Every time you get in a cab in San Francisco, your driver has been subjected to thorough background check by the San Francisco police department.
Also, the cab you get into has one million in insurance, and the car has to meet inspection standards. And, the meter that sets your fare has been checked. Those are regulations designed to protect the public, the very regulations UBER claims do not apply, because Uber is a technology company, not a transportation company.
Last year, an Uber driver named Daveea Whitmire allegedly struck a passenger in the Castro neighborhood of San Francisco, which led to his being charged on June 3, 2014 by the San Francisco District Attorney’s office.
Click here to read the full article: Uber Driver Charged with Punching SF Passenger
According to the San Francisco Chronicle article, Mr. Whitmire passed Uber’s background check but records reveal he has prior convictions for drug dealing and misdemeanor battery. In addition, the Chronicle reported in early 2014, he was charged for slamming a woman into the ground. What exactly did Uber do by way of a background check?
When a cab driver seeks approval to drive by way of a SF police background check, they are evaluated for potential for violence as well as potential for poor driving habits, according to SF District Attorney and former San Francisco Police Chief George Gascon. Clearly, these regulations protect the public. They take time and cost money, two things Uber apparently has chosen to bypass in its race to the bottom line.
Uber puts a consumer in a car and makes money from every transaction. It pays nothing for the labor, nothing for the maintenance, charges whatever it wishes (ask what the surge pricing was during the Muni sick out), and still has not told the world if every car has the minimum insurance required under the law.

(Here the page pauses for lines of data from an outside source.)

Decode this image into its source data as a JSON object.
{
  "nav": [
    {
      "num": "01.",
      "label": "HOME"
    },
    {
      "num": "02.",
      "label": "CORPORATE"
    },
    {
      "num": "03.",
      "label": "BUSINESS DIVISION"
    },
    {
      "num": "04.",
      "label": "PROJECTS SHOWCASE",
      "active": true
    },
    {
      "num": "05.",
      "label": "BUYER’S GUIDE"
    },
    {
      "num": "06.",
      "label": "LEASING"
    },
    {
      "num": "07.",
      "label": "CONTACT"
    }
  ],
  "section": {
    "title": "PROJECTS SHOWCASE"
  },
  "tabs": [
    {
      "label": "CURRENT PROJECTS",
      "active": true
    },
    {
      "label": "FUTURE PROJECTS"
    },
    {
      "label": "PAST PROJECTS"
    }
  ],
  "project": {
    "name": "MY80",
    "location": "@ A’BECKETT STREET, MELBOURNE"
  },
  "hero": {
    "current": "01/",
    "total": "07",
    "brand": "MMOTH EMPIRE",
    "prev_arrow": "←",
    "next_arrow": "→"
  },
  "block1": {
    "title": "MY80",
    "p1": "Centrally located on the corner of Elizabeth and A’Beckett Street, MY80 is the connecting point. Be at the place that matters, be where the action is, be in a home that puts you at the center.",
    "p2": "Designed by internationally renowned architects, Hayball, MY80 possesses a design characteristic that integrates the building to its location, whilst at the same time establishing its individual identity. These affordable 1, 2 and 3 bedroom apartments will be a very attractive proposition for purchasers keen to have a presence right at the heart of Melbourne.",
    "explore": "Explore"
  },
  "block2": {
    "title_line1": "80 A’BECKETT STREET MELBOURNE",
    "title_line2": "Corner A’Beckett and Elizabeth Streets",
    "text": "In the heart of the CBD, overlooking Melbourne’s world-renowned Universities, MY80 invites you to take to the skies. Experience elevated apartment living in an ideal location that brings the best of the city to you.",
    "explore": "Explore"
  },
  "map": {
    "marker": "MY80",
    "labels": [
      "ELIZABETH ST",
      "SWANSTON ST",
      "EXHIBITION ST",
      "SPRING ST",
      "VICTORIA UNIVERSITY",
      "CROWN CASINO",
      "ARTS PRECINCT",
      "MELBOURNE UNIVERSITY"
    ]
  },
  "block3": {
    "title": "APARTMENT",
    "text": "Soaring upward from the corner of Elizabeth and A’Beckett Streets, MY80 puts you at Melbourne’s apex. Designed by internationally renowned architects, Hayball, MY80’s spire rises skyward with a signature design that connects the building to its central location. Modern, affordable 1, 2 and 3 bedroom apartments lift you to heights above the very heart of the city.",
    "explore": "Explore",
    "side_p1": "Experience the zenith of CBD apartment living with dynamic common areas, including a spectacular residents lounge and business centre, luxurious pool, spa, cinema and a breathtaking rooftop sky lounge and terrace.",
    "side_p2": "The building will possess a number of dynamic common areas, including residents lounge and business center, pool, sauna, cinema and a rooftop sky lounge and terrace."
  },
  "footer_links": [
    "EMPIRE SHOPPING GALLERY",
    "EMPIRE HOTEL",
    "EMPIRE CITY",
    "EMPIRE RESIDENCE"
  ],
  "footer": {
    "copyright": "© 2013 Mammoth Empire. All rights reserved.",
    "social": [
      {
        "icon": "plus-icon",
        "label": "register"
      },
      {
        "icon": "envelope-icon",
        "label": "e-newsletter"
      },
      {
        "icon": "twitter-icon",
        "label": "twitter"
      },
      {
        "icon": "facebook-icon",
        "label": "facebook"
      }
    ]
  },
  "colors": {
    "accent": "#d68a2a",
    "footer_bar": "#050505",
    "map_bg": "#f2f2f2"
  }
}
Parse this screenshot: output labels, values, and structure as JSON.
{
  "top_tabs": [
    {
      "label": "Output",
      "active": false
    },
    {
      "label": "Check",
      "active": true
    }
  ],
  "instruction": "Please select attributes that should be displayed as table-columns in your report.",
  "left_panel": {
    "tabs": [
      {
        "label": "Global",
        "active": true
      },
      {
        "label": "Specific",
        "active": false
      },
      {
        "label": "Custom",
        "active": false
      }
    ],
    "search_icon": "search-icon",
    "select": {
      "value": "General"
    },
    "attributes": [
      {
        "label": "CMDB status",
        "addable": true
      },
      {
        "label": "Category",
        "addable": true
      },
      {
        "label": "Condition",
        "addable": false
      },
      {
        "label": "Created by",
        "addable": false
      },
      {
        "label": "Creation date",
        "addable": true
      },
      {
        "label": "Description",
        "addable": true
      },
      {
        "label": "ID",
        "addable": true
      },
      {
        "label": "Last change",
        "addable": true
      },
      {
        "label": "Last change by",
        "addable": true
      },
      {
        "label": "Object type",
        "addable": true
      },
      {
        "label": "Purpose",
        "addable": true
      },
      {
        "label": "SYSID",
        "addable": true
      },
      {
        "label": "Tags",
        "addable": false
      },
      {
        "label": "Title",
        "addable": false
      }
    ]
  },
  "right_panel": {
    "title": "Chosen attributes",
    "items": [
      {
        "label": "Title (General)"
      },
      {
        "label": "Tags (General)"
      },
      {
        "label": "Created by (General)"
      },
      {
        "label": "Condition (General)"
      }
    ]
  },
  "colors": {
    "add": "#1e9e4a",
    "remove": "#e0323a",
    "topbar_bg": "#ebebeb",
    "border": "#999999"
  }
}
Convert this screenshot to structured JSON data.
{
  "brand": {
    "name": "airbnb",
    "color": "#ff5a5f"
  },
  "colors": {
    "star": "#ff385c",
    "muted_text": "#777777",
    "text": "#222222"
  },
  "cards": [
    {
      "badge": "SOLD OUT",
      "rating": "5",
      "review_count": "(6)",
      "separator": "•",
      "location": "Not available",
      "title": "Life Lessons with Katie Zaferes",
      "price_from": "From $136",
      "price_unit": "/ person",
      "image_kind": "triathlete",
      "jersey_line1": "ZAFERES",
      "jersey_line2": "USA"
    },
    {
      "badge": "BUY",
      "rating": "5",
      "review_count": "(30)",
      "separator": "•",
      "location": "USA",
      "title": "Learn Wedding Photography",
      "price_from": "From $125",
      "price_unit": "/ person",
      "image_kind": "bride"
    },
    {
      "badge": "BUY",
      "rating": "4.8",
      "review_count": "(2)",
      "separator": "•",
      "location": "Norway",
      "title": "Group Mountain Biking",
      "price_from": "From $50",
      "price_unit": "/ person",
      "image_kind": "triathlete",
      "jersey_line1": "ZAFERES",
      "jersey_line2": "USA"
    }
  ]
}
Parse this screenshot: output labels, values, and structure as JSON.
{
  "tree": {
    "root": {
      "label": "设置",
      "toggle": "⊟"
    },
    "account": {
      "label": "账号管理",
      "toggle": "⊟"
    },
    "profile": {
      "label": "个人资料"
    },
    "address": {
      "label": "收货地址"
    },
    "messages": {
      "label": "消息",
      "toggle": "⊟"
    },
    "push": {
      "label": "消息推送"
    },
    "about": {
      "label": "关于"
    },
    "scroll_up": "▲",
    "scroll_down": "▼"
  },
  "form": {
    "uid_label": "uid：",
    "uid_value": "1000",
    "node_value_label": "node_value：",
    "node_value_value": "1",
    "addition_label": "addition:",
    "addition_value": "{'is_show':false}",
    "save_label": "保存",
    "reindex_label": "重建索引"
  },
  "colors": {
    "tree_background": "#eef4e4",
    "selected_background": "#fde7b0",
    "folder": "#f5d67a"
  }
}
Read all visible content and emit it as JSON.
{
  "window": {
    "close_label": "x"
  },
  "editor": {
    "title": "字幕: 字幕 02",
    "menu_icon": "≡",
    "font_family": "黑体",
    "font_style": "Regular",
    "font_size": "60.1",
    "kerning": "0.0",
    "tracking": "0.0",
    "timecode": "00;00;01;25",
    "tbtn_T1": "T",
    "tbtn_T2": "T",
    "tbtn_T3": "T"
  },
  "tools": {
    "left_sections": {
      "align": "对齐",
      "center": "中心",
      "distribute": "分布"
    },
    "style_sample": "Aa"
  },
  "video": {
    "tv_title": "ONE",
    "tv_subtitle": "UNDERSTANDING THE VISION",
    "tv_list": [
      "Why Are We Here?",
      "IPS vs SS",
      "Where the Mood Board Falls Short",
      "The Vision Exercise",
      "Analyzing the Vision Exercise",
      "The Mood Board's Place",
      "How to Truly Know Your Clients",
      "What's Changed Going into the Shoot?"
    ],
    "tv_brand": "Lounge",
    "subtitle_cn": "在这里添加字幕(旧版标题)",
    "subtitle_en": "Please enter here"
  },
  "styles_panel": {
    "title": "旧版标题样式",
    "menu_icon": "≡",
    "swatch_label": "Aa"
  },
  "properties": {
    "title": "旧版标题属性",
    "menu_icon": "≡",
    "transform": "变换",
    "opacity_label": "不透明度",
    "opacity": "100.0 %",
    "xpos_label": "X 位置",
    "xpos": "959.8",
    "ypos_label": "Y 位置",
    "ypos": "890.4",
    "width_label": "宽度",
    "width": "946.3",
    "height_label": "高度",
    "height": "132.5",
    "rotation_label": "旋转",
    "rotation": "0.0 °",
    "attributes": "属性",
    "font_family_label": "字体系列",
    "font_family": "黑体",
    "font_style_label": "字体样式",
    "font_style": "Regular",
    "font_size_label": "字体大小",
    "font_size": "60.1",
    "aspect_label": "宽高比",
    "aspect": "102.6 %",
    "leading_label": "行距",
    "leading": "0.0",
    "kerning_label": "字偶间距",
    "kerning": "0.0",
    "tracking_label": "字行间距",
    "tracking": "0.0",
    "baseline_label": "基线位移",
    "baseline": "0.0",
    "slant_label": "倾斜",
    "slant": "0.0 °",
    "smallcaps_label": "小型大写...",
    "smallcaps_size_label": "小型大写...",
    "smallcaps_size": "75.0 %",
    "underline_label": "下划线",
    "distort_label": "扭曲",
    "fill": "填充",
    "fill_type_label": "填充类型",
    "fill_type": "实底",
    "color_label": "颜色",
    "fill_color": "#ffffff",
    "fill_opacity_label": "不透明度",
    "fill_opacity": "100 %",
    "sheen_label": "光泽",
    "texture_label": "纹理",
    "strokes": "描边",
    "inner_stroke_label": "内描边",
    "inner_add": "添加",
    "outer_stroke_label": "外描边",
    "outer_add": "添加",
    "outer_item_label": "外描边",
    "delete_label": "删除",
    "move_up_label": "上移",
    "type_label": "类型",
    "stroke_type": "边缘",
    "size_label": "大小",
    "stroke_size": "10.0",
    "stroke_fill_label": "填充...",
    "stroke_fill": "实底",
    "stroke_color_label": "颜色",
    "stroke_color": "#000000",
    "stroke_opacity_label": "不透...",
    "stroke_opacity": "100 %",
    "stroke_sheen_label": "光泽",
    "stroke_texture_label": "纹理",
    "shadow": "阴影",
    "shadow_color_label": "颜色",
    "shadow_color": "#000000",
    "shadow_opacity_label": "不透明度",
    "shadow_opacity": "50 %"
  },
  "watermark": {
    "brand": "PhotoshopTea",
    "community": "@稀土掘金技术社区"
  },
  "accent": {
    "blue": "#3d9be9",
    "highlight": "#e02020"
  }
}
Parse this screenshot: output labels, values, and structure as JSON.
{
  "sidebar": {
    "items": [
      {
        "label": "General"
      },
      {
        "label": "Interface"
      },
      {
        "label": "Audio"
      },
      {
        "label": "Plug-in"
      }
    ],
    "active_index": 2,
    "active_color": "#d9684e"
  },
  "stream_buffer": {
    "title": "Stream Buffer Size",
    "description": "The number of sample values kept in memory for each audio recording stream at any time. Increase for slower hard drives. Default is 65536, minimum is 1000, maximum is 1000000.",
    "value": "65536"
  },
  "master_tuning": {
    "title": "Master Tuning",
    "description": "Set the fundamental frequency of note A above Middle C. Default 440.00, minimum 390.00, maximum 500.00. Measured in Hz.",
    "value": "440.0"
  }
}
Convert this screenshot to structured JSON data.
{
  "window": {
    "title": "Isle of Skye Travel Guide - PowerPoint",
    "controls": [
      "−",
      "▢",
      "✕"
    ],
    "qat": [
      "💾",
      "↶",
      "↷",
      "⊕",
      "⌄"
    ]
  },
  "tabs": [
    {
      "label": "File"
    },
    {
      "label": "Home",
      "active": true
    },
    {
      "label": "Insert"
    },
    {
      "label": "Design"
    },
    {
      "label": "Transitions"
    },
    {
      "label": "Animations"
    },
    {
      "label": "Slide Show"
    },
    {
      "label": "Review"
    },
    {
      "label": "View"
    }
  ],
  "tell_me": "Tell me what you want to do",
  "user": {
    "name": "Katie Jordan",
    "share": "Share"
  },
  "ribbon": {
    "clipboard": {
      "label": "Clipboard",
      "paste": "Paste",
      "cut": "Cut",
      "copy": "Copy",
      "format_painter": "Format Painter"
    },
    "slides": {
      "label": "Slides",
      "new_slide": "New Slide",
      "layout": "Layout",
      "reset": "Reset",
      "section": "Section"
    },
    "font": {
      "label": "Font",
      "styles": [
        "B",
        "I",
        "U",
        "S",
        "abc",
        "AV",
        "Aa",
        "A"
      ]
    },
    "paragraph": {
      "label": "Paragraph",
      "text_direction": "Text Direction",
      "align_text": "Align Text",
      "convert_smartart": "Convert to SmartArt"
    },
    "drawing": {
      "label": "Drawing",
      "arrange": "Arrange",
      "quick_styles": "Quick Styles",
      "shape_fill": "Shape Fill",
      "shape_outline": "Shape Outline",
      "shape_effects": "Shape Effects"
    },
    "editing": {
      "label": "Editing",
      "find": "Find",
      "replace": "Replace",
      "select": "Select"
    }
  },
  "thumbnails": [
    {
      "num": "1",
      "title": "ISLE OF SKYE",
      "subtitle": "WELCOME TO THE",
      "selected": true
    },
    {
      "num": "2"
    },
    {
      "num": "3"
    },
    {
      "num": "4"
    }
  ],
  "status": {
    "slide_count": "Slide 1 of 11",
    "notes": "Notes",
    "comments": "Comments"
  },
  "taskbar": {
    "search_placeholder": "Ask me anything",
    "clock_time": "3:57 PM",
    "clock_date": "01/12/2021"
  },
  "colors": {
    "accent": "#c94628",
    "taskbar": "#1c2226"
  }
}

And now, we can legitimately ask:
What exactly does Uber do by way of background checks?
A group of San Francisco taxi drivers, who have undergone police background checks, drive cars with meters that have regulated rates to prevent consumer gouging, have the statutorily required insurance to protect passengers as well as third parties in the event of an accident, and drive vehicles that have undergone periodic safety checks, all of which is required by law, are suing Uber on the basis it is a transportation company who has gained an unfair advantage by not complying with the law (e.g. not having insurance, not having the expense of inspecting and maintaining vehicles, or complying with other statutory requirements), and taken customers from the cabbies who are following the law. (See San Francisco Superior Court NO. CGC 12-526017)
If you would like more information on this case, please contact The Brandi Law Firm at email@example.com.